JT: I was playing in the twelve person band at the time, and I remember after a rehearsal one night I was talking to everyone and I was like “I wanna do this pop-punk thing, and it would sound like this…” and what came out in that moment was the chorus of that song. When I was thinking about that song, it could’ve been romantic love but for me it was more about seeing friends that I was no longer apart of their life starting to hit a point in their life where they were getting married, having kids and entering serious long-term relationships.

Like I don’t need to be a person that you fall in love with, but I just want to be apart of your life while you do that because it is such a beautiful part of your life. 

HR: When Cry Club started I was in a really scary part of my life because it was the first time that I didn’t have a show or an audition lined up. I was really scared because I did all of these things I was really proud of, and I was like “what’s next?”. So I think the album is a really great summary of the angst of your 20’s post-uni, as you have to deal with the fact that people you’ve known for a really long time might no longer be in your lives anymore. It’s not because you’ve had a fight with them, it’s just because life happens. 

TB: With moments like that, and then songs like ‘Lighters’ and then ‘DFTM’, I feel like you cover a distinct contrast and varying different levels of vulnerability throughout this record. So what would you say is the most vulnerable moment on the album for you as songwriters? 

JT: It’s hard to know because all of our songs are born out of being incredibly honest and vulnerable. Even a song like ‘Obvious’ might not seem as emotionally vulnerable as ‘Lighters’, but creating ‘Obvious’ was an absolute ordeal. 

HR: I was a pest. I sometimes find problems where there are actually no problems. I’m super anxious, unhappy, and have undiagnosed ADHD, so it got to a point where we re-wrote it THAT many times that Jono was like “that’s it, the song is this”. 

JT: We are SO proud with where it is now, but it took so long with figuring out how to frame it with the honesty. Looking at the songs, I see them all as stories that landed us at that place.

HR: I would say that personally the most vulnerable song for me would be ‘Nine Of Swords’. I’m super open about mental illness and mental health. I’m not embarrassed to be like “whats up, I’m anxious, super cooked in the head, and irrational. I’m aware of it, and I’m going to therapy”. 

There are moments as a support band where we play ‘Nine Of Swords’ to an audience that don’t know us, and it’s really nerve wracking to sing “all I want is to get better”. It’s very vulnerable for me to stand there to a room of people that don’t know me and sing that. It’s something that songwriters sometimes forget.
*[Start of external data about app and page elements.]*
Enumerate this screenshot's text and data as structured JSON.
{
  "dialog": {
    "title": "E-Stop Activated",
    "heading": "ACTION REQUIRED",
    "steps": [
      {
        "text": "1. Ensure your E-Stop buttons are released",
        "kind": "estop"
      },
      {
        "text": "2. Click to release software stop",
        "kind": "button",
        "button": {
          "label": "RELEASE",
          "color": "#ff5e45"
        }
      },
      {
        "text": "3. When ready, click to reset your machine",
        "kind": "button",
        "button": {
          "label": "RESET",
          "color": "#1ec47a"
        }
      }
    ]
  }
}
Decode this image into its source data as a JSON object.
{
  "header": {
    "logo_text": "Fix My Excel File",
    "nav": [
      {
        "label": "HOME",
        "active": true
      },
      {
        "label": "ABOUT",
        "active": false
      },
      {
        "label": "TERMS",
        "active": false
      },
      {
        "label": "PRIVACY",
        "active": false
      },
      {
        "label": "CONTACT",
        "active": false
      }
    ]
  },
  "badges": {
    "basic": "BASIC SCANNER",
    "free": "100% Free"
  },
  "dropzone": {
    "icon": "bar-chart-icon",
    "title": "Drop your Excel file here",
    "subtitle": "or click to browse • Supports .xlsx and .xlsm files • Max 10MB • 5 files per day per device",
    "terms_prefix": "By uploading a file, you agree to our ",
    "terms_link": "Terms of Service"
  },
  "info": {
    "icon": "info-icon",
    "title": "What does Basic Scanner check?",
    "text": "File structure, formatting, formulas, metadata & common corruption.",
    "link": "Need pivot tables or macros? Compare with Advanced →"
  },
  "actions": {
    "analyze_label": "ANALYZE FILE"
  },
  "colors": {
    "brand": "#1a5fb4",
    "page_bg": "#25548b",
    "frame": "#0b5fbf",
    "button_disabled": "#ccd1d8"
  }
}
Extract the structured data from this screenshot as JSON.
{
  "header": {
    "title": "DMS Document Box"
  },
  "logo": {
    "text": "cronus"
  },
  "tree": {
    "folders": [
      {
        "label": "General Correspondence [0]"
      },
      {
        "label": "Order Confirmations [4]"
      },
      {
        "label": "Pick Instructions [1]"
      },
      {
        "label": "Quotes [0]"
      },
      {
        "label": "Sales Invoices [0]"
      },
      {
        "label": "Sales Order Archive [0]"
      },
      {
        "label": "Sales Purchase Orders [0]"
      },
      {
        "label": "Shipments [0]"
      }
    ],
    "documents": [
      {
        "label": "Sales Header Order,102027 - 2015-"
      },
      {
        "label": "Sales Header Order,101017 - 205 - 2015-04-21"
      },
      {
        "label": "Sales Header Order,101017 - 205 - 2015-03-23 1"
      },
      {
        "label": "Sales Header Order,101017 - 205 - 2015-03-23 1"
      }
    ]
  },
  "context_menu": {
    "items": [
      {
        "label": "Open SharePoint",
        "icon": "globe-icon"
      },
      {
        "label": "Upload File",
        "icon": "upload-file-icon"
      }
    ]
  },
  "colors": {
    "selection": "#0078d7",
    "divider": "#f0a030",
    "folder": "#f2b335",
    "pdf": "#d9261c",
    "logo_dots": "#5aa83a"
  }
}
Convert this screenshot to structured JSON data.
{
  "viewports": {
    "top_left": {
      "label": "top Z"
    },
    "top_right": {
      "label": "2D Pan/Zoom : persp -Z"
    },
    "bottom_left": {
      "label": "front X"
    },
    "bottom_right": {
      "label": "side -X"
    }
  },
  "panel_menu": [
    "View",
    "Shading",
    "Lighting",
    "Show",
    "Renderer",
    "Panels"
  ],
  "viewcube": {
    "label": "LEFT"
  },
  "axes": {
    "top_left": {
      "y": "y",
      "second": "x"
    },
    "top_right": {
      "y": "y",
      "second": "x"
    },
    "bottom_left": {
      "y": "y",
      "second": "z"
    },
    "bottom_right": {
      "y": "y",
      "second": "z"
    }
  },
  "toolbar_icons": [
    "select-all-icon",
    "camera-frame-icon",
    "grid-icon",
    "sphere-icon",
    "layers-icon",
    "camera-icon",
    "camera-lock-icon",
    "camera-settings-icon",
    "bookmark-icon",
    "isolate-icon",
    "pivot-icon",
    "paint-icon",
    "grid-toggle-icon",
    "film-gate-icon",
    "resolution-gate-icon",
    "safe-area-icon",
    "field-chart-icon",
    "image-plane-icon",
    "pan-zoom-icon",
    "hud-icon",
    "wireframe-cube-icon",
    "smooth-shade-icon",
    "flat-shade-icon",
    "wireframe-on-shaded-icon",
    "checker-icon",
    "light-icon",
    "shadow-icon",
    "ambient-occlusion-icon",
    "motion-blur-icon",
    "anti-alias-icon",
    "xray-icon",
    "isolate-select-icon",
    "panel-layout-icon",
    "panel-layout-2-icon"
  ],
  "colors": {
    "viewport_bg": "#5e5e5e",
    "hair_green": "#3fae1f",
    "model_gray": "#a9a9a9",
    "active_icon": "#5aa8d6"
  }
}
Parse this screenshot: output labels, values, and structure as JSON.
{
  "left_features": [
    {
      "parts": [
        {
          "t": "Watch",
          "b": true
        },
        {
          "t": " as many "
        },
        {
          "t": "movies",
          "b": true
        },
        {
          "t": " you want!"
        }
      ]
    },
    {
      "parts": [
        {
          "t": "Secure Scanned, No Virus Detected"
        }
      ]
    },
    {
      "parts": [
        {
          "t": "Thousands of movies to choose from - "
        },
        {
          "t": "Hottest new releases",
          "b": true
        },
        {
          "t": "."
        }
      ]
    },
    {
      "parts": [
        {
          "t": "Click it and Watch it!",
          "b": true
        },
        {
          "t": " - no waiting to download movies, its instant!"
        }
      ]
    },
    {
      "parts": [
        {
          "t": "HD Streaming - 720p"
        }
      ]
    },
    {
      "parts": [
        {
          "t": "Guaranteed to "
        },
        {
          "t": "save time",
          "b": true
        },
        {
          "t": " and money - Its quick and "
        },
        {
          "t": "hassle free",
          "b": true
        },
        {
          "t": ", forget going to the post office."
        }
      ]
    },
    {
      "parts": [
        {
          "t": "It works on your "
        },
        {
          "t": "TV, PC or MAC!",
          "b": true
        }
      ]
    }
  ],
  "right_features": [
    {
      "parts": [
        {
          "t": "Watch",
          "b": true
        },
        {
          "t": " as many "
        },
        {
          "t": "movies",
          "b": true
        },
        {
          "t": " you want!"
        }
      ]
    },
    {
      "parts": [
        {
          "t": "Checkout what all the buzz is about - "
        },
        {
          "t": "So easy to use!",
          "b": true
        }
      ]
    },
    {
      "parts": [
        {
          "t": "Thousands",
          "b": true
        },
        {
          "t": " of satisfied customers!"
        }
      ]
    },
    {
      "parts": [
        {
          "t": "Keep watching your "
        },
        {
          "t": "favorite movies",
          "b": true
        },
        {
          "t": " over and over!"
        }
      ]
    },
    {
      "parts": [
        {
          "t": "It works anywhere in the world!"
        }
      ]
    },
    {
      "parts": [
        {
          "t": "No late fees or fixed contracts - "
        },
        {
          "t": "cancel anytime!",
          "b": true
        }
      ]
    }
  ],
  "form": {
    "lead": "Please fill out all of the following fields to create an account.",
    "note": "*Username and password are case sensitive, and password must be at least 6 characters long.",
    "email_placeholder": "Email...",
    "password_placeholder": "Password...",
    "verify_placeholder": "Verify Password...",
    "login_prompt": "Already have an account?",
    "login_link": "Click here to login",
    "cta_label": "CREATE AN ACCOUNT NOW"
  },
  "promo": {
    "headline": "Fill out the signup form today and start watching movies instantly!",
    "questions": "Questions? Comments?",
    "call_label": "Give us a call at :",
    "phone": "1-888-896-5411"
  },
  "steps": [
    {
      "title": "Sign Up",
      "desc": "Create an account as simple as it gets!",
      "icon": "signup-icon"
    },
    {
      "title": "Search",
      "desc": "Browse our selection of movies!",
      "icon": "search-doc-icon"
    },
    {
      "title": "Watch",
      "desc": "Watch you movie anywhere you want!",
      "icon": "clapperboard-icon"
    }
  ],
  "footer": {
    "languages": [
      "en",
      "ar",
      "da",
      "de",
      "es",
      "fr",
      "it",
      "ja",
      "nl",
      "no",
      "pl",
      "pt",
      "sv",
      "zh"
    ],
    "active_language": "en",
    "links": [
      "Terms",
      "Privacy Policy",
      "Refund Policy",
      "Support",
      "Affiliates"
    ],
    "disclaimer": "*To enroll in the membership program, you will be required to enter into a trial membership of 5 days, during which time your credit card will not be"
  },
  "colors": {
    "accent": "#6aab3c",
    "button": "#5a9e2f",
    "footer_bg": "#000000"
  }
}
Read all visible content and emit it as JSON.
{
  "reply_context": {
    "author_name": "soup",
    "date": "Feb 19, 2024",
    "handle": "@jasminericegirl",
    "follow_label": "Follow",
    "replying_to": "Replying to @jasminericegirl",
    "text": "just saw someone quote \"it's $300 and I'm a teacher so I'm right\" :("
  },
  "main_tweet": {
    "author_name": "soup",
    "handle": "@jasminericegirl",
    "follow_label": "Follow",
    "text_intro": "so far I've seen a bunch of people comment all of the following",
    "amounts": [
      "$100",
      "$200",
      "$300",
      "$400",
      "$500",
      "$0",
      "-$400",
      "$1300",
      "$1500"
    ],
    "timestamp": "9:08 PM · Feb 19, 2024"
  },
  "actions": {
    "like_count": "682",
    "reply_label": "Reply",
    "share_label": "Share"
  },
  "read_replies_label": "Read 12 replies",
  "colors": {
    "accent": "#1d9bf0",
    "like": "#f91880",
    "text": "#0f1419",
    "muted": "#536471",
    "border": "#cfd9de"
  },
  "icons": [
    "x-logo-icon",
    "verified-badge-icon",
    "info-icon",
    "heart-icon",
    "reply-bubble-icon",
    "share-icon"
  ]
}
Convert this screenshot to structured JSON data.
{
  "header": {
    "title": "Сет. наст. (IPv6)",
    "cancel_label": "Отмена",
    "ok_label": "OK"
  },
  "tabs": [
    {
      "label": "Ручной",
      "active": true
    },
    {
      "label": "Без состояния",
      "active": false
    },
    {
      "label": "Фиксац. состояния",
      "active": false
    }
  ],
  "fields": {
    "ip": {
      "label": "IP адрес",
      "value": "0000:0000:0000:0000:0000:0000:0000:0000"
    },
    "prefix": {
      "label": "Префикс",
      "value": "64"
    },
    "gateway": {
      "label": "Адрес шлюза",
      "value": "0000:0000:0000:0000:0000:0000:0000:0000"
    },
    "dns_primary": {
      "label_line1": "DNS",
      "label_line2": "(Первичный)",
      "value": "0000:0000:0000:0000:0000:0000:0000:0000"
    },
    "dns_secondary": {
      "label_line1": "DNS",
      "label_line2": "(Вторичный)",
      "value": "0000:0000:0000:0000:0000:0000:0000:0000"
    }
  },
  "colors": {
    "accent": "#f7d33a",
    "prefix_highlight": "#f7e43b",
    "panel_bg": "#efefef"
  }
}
Like, you’ll write something super honest, and you’ll forget that you might need to sing it live night after night on tour. 

TB: You’ve been performing some of these album tracks live over the past couple of years, so did any of the studio versions of the songs change/alter drastically after testing them on the road and seeing how audiences reacted to them? 

JT: When I think about that, the one that jumps out to me the most as the one that changed heavily was ‘Wish’. Purely because that’s a very early song we wrote and played at some of our very early sets. We then pulled it because we were playing half an hour support slots, and in those moments you want to have a sprint, and play the attention grabbing punchy songs. 

HR: People don’t want to stick around and watch your self-indulgent moments. 

JT: And the tad emo ones too! But when we actually played that song a lot of people would come up to us and be like “that’s my favourite song”. So when it came to album time we acknowledged that it could never be a single as it’s just too..

HR: It’s like an emo country ballad *laughs* 

JT: Yes! We were like if it exists purely as the moment to catch your breath to on the album then we could have an intro and give it space and go even dreamier with it. Most of the songs up to that point were very high energy, and because ‘Wish’ exists in a full album concept, we could lean into that dreaminess more and make it a moment. 

HR: Also ‘Don’t Go’ was one that changed quite drastically because when we first played it, it actually had different verses. We then completely re-wrote it to what they are now. 

‘God I’m Such A Mess’ is out now!